E. coli strain engineering to minimize host cell protein contamination of recombinant target protein
March 4-8, 2018
Microbial hosts are preferentially employed for recombinant protein production, as clone generation is easier relative to eukaryotic host systems. Also, methods for manipulation of microbial genomes are generally more straightforward. Using E.coli as a model, we demonstrate a rapid genome engineering method named FAST-GE and compare this method to several other common techniques. Examples of protein expression host genome modification are highlighted where the final objective is isolation of highly pure target protein.

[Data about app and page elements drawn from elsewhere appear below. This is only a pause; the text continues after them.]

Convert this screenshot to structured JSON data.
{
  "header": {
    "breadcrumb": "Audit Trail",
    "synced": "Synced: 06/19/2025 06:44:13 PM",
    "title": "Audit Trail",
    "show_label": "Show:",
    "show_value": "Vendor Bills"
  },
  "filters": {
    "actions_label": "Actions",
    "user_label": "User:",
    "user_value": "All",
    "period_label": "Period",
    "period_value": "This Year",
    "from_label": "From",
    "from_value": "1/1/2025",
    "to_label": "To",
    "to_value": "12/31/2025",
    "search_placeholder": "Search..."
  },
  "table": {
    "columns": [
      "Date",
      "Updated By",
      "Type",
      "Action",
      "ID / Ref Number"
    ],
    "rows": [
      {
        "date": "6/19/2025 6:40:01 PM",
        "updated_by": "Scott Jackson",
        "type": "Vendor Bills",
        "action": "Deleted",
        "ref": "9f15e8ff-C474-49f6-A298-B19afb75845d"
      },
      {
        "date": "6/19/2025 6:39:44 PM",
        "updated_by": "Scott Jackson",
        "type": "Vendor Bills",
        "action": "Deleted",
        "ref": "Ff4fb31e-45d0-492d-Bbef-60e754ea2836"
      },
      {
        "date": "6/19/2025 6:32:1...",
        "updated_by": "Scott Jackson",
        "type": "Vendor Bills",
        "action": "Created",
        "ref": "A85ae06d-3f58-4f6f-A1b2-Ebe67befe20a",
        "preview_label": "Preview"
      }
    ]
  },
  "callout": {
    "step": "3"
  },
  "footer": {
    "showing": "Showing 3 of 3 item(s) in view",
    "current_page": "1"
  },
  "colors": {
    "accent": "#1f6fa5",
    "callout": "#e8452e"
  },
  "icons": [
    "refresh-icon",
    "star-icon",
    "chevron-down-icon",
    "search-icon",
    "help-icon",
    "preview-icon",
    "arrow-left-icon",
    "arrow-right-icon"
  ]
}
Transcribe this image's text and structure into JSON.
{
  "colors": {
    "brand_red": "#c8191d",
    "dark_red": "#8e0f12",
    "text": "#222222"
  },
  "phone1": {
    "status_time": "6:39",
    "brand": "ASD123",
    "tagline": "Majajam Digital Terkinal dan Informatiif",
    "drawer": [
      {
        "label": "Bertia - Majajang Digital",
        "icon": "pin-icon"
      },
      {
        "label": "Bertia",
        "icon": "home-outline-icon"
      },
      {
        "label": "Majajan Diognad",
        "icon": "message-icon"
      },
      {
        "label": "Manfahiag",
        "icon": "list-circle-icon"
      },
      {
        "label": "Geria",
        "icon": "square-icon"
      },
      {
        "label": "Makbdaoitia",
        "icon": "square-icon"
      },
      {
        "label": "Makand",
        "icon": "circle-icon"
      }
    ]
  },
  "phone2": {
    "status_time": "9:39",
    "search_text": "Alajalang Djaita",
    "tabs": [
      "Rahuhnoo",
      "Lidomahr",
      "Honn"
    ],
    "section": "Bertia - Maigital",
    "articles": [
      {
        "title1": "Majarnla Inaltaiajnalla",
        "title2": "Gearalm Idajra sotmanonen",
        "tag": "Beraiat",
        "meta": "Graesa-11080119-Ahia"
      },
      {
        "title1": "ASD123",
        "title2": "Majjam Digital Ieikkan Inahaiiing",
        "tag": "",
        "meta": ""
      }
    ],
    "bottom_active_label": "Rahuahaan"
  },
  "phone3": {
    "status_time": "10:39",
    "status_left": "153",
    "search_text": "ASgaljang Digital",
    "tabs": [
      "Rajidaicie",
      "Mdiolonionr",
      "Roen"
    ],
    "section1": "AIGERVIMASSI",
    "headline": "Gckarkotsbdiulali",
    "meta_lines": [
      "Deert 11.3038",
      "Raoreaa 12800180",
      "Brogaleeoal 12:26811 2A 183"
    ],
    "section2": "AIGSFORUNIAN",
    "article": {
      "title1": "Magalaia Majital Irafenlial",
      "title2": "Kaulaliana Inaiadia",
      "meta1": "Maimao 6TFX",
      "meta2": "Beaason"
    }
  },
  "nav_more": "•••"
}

Host cell protein (HCP) analysis is a highly sensitive quality assurance test and is a standard during the purification of therapeutic proteins. In some cases, host genome modification may be necessary to eliminate specific contaminating proteins since contaminant removal by conventional chromatography methods reduces target protein yield too severely. The NiCo21(DE3) strain of E.coli is a BL21(DE3) derivative engineered to aid in the isolation of poly-histidine tagged recombination protein. The advantages of employing NiCo21(DE3) for recombinant protein expression will be described.
James Samuelson and Julie Beaulieu, "E. coli strain engineering to minimize host cell protein contamination of recombinant target protein" in "Microbial Engineering", Prof. Eli Keshavarz-Moore , University College London, England Dr. Barry Buckland, BiologicB, USA Eds, ECI Symposium Series, (2018). http://dc.engconfintl.org/microbial/12